“Now, my little folks,” said the king, “I want to ask you some ques-tions, and the child who gives the best answer shall have a prize.”
Then he held up an orange so that all the children could see.
“You know that we all live in the king-dom of Prussia,” he said; “but tell me, to what king-dom does this orange belong?”
The children were puz-zled. They looked at one another, and sat very still for a little while. Then a brave, bright boy spoke up and said,—
“It belongs to the veg-e-ta-ble kingdom, sir.”
“Why so, my lad?” asked the king.
“It is the fruit of a plant, and all plants belong to that kingdom,” said the boy.
The king was pleased. “You are quite right,” he said; “and you shall have the orange for your prize.”
He tossed it gayly to the boy. “Catch it if you can!” he said.
Then he took a yellow gold piece from his pocket, and held it up so that it glit-tered in the sunlight.
“Now to what kingdom does this belong?” he asked.
Another bright boy answered quick-ly, “To the min-er-al kingdom, sir! All metals belong to that kingdom.”
“That is a good answer,” said the king. “The gold piece is your prize.”
The children were de-light-ed. With eager faces they waited to hear what the stranger would say next.
“I will ask you only one more question,” said the king, “and it is an easy one.” Then he stood up, and said, “Tell me, my little folks, to what kingdom do I belong?”
The bright boys were puz-zled now. Some thought of saying, “To the kingdom of Prussia.” Some wanted to say, “To the animal kingdom.” But they were a little afraid, and all kept still.
At last a tiny blue-eyed child looked up into the king’s smiling face, and said in her simple way,—
“I think to the kingdom of heaven.”
King Frederick William stooped down and lifted the little maiden in his arms. Tears were in his eyes as he kissed her, and said, “So be it, my child! So be it.”
THE BARMECIDE FEAST.
There was once a rich old man who was called the Bar-me-cide. He lived in a beautiful palace in the midst of flowery gardens. He had every-thing that heart could wish.
In the same land there was a poor man whose name was Schac-a-bac. His clothing was rags, and his food was the scraps which other people had thrown away. But he had a light heart, and was as happy as a king.
Once when Schac-a-bac had not had anything to eat for a long time, he thought that he would go and ask the Bar-me-cide to help him.
The servant at the door said, “Come in and talk with our master. He will not send you away hungry.”

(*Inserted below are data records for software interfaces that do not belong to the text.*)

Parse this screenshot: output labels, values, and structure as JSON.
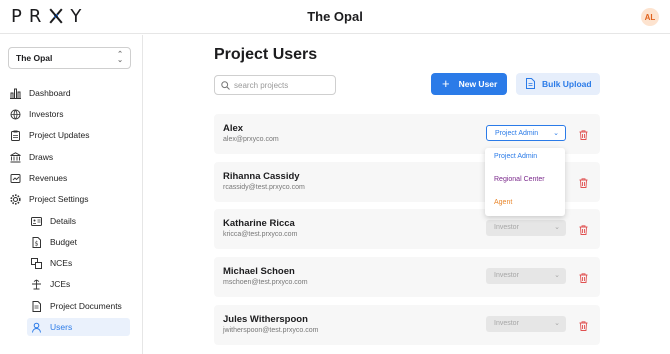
{
  "header": {
    "logo_letters": [
      "P",
      "R",
      "X",
      "Y"
    ],
    "logo_text": "PRXY",
    "project_title": "The Opal",
    "avatar_initials": "AL"
  },
  "sidebar": {
    "project_select": "The Opal",
    "items": [
      {
        "label": "Dashboard",
        "icon": "bar-chart-icon"
      },
      {
        "label": "Investors",
        "icon": "globe-icon"
      },
      {
        "label": "Project Updates",
        "icon": "clipboard-icon"
      },
      {
        "label": "Draws",
        "icon": "bank-icon"
      },
      {
        "label": "Revenues",
        "icon": "revenue-icon"
      },
      {
        "label": "Project Settings",
        "icon": "gear-icon"
      }
    ],
    "sub_items": [
      {
        "label": "Details",
        "icon": "id-card-icon"
      },
      {
        "label": "Budget",
        "icon": "dollar-doc-icon"
      },
      {
        "label": "NCEs",
        "icon": "nce-icon"
      },
      {
        "label": "JCEs",
        "icon": "jce-icon"
      },
      {
        "label": "Project Documents",
        "icon": "document-icon"
      },
      {
        "label": "Users",
        "icon": "user-icon",
        "active": true
      }
    ]
  },
  "main": {
    "title": "Project Users",
    "search_placeholder": "search projects",
    "new_user_label": "New User",
    "bulk_upload_label": "Bulk Upload",
    "users": [
      {
        "name": "Alex",
        "email": "alex@prxyco.com",
        "role": "Project Admin"
      },
      {
        "name": "Rihanna Cassidy",
        "email": "rcassidy@test.prxyco.com",
        "role": ""
      },
      {
        "name": "Katharine Ricca",
        "email": "kricca@test.prxyco.com",
        "role": "Investor"
      },
      {
        "name": "Michael Schoen",
        "email": "mschoen@test.prxyco.com",
        "role": "Investor"
      },
      {
        "name": "Jules Witherspoon",
        "email": "jwitherspoon@test.prxyco.com",
        "role": "Investor"
      }
    ],
    "role_options": [
      {
        "label": "Project Admin",
        "color": "#2b7be8"
      },
      {
        "label": "Regional Center",
        "color": "#7b2a8c"
      },
      {
        "label": "Agent",
        "color": "#e8862b"
      }
    ]
  },
  "colors": {
    "accent": "#2b7be8",
    "danger": "#e05050",
    "avatar_bg": "#fde3cf",
    "avatar_fg": "#e0621d"
  }
}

Schacabac went in, and passed through many beautiful rooms, looking for the Barmecide. At last he came to a grand hall where there were soft carpets on the floor, and fine pictures on the walls, and pleasant couches to lie down upon.